## TASK DIRECTIONS
Find the lines below that contain the word "this" and count them. Only the number should be given.

## INPUT
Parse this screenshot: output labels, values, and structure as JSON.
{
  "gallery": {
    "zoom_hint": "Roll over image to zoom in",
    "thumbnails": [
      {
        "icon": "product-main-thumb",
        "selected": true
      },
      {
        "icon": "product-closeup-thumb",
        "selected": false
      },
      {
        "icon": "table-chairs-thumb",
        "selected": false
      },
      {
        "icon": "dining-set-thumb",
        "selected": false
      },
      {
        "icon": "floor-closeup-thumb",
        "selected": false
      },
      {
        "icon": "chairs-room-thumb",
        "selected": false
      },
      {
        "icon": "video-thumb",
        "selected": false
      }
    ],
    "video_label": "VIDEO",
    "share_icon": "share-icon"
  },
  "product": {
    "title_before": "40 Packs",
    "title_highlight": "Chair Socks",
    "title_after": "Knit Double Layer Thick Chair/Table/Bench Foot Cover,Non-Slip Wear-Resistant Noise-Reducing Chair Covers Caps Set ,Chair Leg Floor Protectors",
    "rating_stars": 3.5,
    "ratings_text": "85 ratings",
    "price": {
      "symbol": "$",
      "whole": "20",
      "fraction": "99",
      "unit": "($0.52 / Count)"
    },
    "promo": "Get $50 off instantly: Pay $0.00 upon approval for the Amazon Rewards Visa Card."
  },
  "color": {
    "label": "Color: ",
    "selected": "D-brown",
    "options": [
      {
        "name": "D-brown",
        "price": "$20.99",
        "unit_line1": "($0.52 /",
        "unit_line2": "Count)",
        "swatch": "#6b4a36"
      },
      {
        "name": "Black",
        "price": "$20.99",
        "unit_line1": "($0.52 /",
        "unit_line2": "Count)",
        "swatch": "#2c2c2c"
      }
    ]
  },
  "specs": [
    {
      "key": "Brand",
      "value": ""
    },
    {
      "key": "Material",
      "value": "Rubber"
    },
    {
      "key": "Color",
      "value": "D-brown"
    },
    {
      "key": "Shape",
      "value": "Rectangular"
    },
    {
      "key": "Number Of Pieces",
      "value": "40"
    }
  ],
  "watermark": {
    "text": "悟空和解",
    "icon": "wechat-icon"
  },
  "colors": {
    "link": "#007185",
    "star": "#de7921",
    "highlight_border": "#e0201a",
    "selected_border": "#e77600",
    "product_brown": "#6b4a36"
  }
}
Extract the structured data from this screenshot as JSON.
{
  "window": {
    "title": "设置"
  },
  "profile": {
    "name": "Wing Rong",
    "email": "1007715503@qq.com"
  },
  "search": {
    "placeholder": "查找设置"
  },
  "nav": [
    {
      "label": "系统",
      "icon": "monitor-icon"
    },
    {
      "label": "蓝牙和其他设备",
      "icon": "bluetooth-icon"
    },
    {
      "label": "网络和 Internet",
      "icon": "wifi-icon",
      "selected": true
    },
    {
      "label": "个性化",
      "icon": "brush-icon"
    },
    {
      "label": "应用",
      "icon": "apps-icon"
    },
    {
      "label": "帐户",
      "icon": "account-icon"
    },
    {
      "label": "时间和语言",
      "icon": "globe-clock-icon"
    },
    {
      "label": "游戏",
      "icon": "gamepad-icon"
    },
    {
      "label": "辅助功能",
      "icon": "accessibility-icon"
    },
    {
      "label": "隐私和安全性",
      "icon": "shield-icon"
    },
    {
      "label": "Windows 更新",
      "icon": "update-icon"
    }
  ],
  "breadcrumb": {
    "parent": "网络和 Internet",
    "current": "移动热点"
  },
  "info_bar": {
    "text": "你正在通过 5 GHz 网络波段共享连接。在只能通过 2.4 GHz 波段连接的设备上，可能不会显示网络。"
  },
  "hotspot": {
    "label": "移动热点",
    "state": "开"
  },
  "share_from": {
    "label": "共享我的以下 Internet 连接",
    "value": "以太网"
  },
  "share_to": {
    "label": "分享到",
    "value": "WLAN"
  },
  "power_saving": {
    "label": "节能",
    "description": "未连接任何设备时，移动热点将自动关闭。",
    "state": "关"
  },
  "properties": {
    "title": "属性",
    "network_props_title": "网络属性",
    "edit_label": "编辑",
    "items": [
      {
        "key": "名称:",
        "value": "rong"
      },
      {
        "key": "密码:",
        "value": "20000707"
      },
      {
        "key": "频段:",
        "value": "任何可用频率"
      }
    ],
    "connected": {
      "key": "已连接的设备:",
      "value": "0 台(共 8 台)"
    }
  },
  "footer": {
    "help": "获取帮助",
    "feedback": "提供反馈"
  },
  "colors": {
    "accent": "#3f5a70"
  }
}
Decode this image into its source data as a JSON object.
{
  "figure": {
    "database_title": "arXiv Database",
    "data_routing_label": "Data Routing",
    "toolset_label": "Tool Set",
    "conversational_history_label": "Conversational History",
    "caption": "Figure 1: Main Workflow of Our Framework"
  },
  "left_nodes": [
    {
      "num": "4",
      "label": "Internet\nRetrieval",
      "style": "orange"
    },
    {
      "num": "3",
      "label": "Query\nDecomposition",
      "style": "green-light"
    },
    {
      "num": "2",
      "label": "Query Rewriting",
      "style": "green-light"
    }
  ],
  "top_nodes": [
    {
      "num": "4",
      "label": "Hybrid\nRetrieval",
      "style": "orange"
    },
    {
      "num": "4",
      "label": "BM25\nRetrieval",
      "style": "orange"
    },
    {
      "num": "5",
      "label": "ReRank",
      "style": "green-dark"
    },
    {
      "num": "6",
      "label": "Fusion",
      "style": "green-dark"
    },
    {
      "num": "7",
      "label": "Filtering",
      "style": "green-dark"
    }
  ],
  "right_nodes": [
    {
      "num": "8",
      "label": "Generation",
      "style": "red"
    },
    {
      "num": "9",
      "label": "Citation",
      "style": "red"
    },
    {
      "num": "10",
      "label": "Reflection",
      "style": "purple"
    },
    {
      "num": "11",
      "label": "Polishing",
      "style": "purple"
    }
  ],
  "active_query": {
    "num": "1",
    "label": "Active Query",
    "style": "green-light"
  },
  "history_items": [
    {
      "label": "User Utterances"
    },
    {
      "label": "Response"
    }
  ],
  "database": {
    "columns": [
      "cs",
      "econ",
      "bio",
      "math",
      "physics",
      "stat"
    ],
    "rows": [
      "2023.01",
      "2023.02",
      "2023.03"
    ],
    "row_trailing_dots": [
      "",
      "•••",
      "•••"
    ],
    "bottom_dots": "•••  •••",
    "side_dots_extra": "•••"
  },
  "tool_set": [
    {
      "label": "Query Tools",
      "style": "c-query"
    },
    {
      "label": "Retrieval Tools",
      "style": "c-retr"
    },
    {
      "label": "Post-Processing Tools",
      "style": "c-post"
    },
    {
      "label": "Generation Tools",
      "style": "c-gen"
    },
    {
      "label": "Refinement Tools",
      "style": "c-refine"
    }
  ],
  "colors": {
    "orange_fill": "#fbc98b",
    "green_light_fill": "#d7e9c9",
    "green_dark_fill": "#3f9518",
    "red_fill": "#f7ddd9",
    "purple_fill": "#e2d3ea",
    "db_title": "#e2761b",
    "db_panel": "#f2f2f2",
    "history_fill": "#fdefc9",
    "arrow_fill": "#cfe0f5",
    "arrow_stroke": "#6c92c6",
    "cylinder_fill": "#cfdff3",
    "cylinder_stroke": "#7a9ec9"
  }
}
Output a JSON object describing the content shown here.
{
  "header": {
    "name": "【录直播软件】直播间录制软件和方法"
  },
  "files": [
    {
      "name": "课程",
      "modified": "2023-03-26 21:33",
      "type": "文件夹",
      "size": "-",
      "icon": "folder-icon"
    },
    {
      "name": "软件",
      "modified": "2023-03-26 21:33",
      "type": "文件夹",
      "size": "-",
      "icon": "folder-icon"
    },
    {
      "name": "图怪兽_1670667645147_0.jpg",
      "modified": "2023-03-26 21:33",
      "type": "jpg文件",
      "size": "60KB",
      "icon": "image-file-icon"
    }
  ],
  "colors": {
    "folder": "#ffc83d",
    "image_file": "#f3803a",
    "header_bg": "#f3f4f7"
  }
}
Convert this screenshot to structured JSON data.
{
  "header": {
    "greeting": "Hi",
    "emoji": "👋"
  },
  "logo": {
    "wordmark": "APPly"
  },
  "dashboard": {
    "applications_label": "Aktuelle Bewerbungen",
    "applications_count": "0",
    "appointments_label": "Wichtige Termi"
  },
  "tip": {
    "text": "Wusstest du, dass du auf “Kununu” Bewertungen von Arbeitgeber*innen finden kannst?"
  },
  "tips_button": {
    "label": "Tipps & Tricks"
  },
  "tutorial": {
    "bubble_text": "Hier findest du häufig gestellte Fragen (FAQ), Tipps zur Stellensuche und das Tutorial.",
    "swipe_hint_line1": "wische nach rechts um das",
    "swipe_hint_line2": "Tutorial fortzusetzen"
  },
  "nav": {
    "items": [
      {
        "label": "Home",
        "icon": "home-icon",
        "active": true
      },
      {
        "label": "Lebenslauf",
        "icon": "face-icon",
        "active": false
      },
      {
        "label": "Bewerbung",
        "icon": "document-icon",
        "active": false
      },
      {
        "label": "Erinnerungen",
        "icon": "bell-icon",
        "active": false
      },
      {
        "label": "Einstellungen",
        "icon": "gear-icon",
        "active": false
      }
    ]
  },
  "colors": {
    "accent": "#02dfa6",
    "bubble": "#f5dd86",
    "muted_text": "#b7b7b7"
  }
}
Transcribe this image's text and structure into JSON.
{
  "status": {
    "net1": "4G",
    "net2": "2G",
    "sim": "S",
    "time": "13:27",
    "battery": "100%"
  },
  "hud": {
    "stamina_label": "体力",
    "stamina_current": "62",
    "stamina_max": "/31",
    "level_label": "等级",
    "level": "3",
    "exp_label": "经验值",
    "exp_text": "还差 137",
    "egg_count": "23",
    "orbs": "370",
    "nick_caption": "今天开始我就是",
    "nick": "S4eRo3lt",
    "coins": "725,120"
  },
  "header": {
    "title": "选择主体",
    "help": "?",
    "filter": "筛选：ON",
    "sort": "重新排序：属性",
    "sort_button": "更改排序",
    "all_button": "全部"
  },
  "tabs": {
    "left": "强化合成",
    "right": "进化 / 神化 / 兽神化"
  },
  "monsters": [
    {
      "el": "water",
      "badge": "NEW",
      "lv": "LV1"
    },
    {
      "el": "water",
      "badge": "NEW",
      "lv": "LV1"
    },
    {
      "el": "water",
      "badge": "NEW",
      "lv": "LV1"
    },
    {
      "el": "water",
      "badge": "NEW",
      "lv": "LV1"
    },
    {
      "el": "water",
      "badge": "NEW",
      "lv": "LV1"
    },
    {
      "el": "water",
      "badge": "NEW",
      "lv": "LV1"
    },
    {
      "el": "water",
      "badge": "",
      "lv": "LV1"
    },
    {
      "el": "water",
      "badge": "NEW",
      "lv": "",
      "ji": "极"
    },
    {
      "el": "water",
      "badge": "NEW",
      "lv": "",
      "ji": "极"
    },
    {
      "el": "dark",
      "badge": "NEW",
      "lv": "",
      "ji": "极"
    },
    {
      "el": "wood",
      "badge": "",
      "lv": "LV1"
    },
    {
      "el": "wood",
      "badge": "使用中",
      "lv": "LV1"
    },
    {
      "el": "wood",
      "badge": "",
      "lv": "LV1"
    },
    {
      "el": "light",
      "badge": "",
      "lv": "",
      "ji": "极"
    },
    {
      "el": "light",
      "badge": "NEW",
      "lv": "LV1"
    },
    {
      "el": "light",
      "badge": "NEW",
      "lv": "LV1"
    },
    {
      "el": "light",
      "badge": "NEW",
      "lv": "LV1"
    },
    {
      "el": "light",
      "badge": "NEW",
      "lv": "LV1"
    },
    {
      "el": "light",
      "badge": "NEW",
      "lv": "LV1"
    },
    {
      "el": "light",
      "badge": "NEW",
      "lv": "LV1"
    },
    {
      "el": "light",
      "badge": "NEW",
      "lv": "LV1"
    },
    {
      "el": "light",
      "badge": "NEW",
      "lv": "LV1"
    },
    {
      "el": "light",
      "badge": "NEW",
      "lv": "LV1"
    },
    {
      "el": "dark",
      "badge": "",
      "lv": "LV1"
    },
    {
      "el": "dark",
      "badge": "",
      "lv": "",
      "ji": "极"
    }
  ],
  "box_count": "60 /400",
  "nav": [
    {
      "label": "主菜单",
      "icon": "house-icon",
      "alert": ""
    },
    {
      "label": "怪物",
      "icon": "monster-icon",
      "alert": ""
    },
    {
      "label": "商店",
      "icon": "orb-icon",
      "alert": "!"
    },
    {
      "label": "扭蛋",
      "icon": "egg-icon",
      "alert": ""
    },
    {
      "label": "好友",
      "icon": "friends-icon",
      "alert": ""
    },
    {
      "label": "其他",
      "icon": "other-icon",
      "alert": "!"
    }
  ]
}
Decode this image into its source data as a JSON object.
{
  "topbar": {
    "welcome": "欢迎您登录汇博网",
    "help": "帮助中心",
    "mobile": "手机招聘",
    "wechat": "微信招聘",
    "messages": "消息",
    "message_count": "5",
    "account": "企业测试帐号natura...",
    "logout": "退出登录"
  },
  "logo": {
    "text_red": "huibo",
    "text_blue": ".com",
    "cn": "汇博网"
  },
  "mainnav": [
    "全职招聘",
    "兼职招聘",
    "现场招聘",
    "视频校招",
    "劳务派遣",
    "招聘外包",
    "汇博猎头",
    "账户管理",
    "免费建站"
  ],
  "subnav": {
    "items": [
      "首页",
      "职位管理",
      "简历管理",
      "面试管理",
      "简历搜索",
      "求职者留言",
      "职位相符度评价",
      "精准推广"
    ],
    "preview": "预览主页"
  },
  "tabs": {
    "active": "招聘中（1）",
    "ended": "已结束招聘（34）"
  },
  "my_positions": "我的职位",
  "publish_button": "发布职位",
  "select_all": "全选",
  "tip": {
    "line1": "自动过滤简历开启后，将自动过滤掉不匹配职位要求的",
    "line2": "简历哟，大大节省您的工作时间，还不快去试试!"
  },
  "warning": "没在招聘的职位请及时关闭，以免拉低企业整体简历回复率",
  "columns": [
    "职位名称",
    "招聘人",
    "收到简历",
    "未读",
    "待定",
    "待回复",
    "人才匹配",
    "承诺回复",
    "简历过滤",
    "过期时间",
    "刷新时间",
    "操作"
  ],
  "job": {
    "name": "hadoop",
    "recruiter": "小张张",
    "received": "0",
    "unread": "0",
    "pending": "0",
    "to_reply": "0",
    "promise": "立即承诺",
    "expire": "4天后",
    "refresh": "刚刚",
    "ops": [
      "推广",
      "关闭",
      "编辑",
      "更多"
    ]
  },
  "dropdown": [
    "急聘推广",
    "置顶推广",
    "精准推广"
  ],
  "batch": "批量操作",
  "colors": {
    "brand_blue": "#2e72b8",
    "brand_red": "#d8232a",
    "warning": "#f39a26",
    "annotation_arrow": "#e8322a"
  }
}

## ANSWER SECTION
6